**What the task asks:**
All records below are to be repeated exactly, with the pictures left out.

[App and web page records]
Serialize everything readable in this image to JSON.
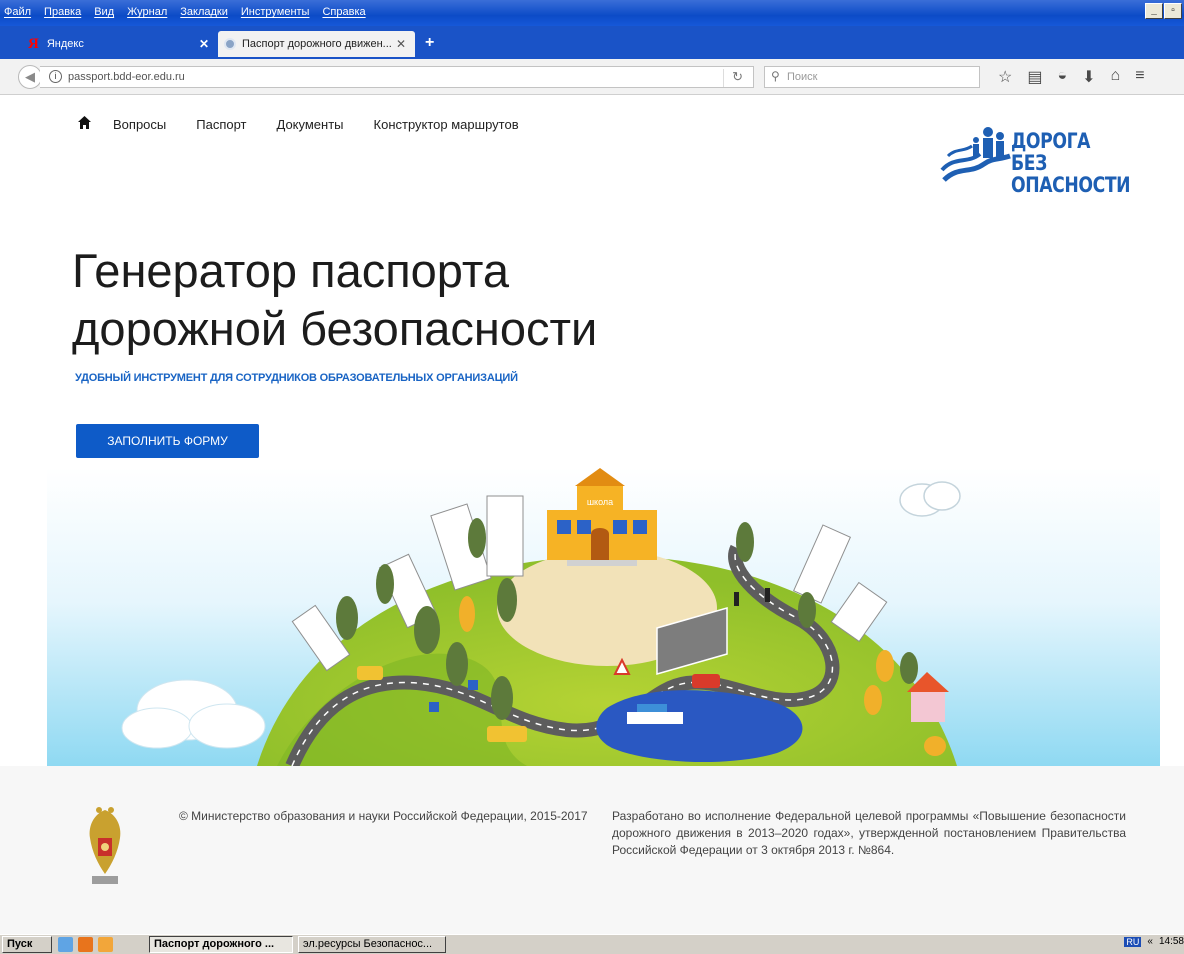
{
  "menubar": {
    "items": [
      "Файл",
      "Правка",
      "Вид",
      "Журнал",
      "Закладки",
      "Инструменты",
      "Справка"
    ],
    "window_buttons": [
      "_",
      "▫"
    ]
  },
  "tabs": [
    {
      "label": "Яндекс"
    },
    {
      "label": "Паспорт дорожного движен..."
    }
  ],
  "navbar": {
    "url": "passport.bdd-eor.edu.ru",
    "search_placeholder": "Поиск"
  },
  "site_nav": {
    "links": [
      "Вопросы",
      "Паспорт",
      "Документы",
      "Конструктор маршрутов"
    ]
  },
  "logo": {
    "line1": "ДОРОГА БЕЗ",
    "line2": "ОПАСНОСТИ"
  },
  "hero": {
    "title_line1": "Генератор паспорта",
    "title_line2": "дорожной безопасности",
    "subtitle": "УДОБНЫЙ ИНСТРУМЕНТ ДЛЯ СОТРУДНИКОВ ОБРАЗОВАТЕЛЬНЫХ ОРГАНИЗАЦИЙ",
    "cta_label": "ЗАПОЛНИТЬ ФОРМУ",
    "school_sign": "школа"
  },
  "footer": {
    "copyright": "© Министерство образования и науки Российской Федерации, 2015-2017",
    "developed": "Разработано во исполнение Федеральной целевой программы «Повышение безопасности дорожного движения в 2013–2020 годах», утвержденной постановлением Правительства Российской Федерации от 3 октября 2013 г. №864."
  },
  "taskbar": {
    "start": "Пуск",
    "tasks": [
      "Паспорт дорожного ...",
      "эл.ресурсы Безопаснос..."
    ],
    "lang": "RU",
    "clock": "14:58"
  },
  "colors": {
    "accent": "#0e5bc8",
    "subtitle": "#1964c4",
    "brand": "#1e5fb3"
  }
}
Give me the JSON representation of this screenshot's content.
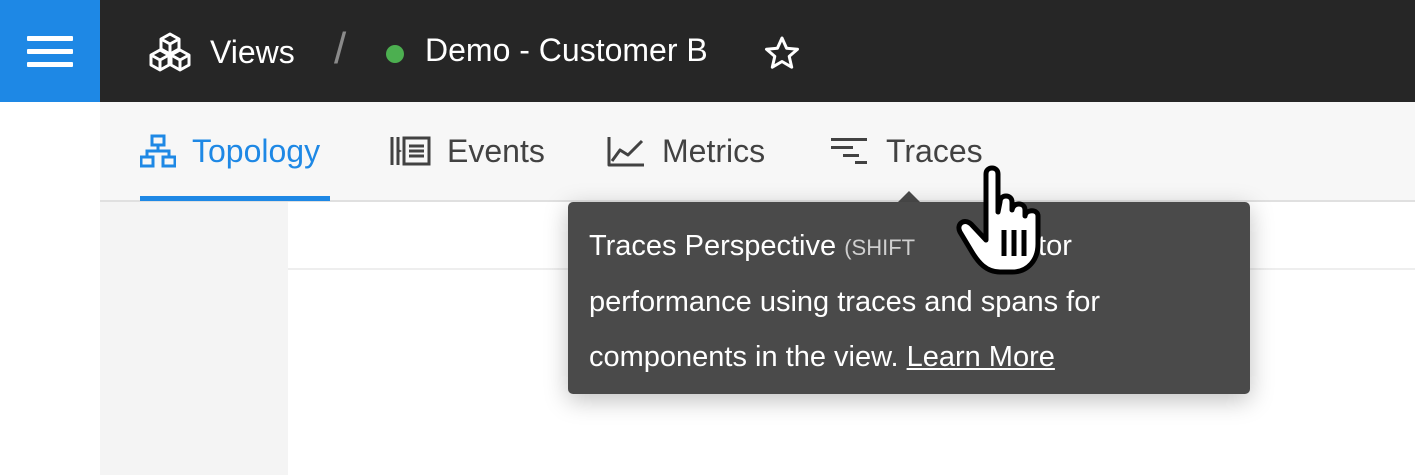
{
  "header": {
    "menu_icon": "hamburger-icon",
    "views_icon": "cubes-icon",
    "views_label": "Views",
    "separator": "/",
    "view_status_color": "#4caf50",
    "view_title": "Demo - Customer B",
    "favorite_icon": "star-outline-icon"
  },
  "tabs": [
    {
      "label": "Topology",
      "icon": "topology-icon",
      "active": true
    },
    {
      "label": "Events",
      "icon": "events-icon",
      "active": false
    },
    {
      "label": "Metrics",
      "icon": "metrics-chart-icon",
      "active": false
    },
    {
      "label": "Traces",
      "icon": "traces-icon",
      "active": false
    }
  ],
  "tooltip": {
    "title": "Traces Perspective",
    "shortcut": "(SHIFT",
    "text_after_cursor": "Monitor",
    "body": "performance using traces and spans for",
    "body_end": "components in the view.",
    "link": "Learn More"
  },
  "colors": {
    "accent": "#1e88e5",
    "topbar": "#262626",
    "tooltip_bg": "#4a4a4a"
  },
  "cursor_icon": "hand-pointer-cursor-icon"
}
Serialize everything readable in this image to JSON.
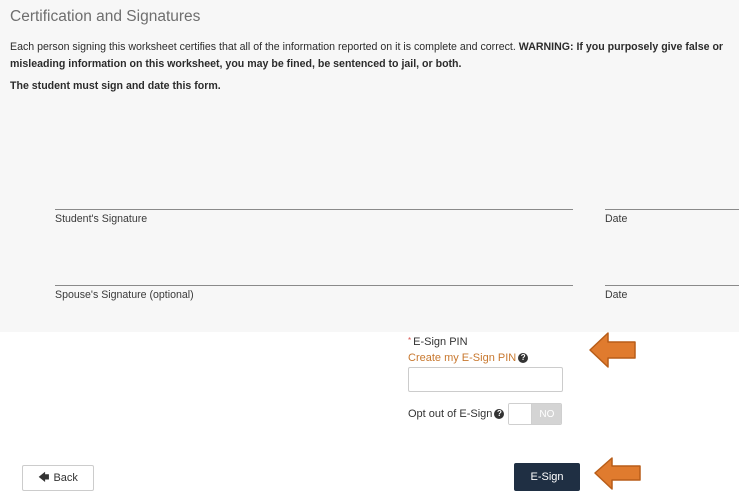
{
  "section": {
    "title": "Certification and Signatures",
    "certify_text": "Each person signing this worksheet certifies that all of the information reported on it is complete and correct.",
    "warning_text": "WARNING: If you purposely give false or misleading information on this worksheet, you may be fined, be sentenced to jail, or both.",
    "must_sign_text": "The student must sign and date this form."
  },
  "signatures": {
    "student_label": "Student's Signature",
    "student_date_label": "Date",
    "spouse_label": "Spouse's Signature (optional)",
    "spouse_date_label": "Date"
  },
  "esign": {
    "required_marker": "*",
    "pin_label": "E-Sign PIN",
    "create_pin_link": "Create my E-Sign PIN",
    "pin_value": "",
    "optout_label": "Opt out of E-Sign",
    "optout_state": "NO"
  },
  "footer": {
    "back_label": "Back",
    "esign_button_label": "E-Sign"
  },
  "colors": {
    "accent_link": "#c8782f",
    "esign_button": "#1f2f43",
    "annotation_arrow": "#e07b2e"
  },
  "icons": {
    "help": "question-circle-icon",
    "back": "arrow-left-icon",
    "annotation": "orange-arrow-icon"
  }
}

**Written solution:**
Serialize everything readable in this image to JSON.
{
  "menubar": {
    "items": [
      "Файл",
      "Правка",
      "Вид",
      "Журнал",
      "Закладки",
      "Инструменты",
      "Справка"
    ],
    "window_buttons": [
      "_",
      "▫"
    ]
  },
  "tabs": [
    {
      "label": "Яндекс"
    },
    {
      "label": "Паспорт дорожного движен..."
    }
  ],
  "navbar": {
    "url": "passport.bdd-eor.edu.ru",
    "search_placeholder": "Поиск"
  },
  "site_nav": {
    "links": [
      "Вопросы",
      "Паспорт",
      "Документы",
      "Конструктор маршрутов"
    ]
  },
  "logo": {
    "line1": "ДОРОГА БЕЗ",
    "line2": "ОПАСНОСТИ"
  },
  "hero": {
    "title_line1": "Генератор паспорта",
    "title_line2": "дорожной безопасности",
    "subtitle": "УДОБНЫЙ ИНСТРУМЕНТ ДЛЯ СОТРУДНИКОВ ОБРАЗОВАТЕЛЬНЫХ ОРГАНИЗАЦИЙ",
    "cta_label": "ЗАПОЛНИТЬ ФОРМУ",
    "school_sign": "школа"
  },
  "footer": {
    "copyright": "© Министерство образования и науки Российской Федерации, 2015-2017",
    "developed": "Разработано во исполнение Федеральной целевой программы «Повышение безопасности дорожного движения в 2013–2020 годах», утвержденной постановлением Правительства Российской Федерации от 3 октября 2013 г. №864."
  },
  "taskbar": {
    "start": "Пуск",
    "tasks": [
      "Паспорт дорожного ...",
      "эл.ресурсы Безопаснос..."
    ],
    "lang": "RU",
    "clock": "14:58"
  },
  "colors": {
    "accent": "#0e5bc8",
    "subtitle": "#1964c4",
    "brand": "#1e5fb3"
  }
}
Give me the JSON representation of this screenshot's content.
{
  "header": {
    "menu_icon": "hamburger-icon",
    "views_icon": "cubes-icon",
    "views_label": "Views",
    "separator": "/",
    "view_status_color": "#4caf50",
    "view_title": "Demo - Customer B",
    "favorite_icon": "star-outline-icon"
  },
  "tabs": [
    {
      "label": "Topology",
      "icon": "topology-icon",
      "active": true
    },
    {
      "label": "Events",
      "icon": "events-icon",
      "active": false
    },
    {
      "label": "Metrics",
      "icon": "metrics-chart-icon",
      "active": false
    },
    {
      "label": "Traces",
      "icon": "traces-icon",
      "active": false
    }
  ],
  "tooltip": {
    "title": "Traces Perspective",
    "shortcut": "(SHIFT",
    "text_after_cursor": "Monitor",
    "body": "performance using traces and spans for",
    "body_end": "components in the view.",
    "link": "Learn More"
  },
  "colors": {
    "accent": "#1e88e5",
    "topbar": "#262626",
    "tooltip_bg": "#4a4a4a"
  },
  "cursor_icon": "hand-pointer-cursor-icon"
}
Serialize everything readable in this image to JSON.
{
  "section": {
    "title": "Certification and Signatures",
    "certify_text": "Each person signing this worksheet certifies that all of the information reported on it is complete and correct.",
    "warning_text": "WARNING: If you purposely give false or misleading information on this worksheet, you may be fined, be sentenced to jail, or both.",
    "must_sign_text": "The student must sign and date this form."
  },
  "signatures": {
    "student_label": "Student's Signature",
    "student_date_label": "Date",
    "spouse_label": "Spouse's Signature (optional)",
    "spouse_date_label": "Date"
  },
  "esign": {
    "required_marker": "*",
    "pin_label": "E-Sign PIN",
    "create_pin_link": "Create my E-Sign PIN",
    "pin_value": "",
    "optout_label": "Opt out of E-Sign",
    "optout_state": "NO"
  },
  "footer": {
    "back_label": "Back",
    "esign_button_label": "E-Sign"
  },
  "colors": {
    "accent_link": "#c8782f",
    "esign_button": "#1f2f43",
    "annotation_arrow": "#e07b2e"
  },
  "icons": {
    "help": "question-circle-icon",
    "back": "arrow-left-icon",
    "annotation": "orange-arrow-icon"
  }
}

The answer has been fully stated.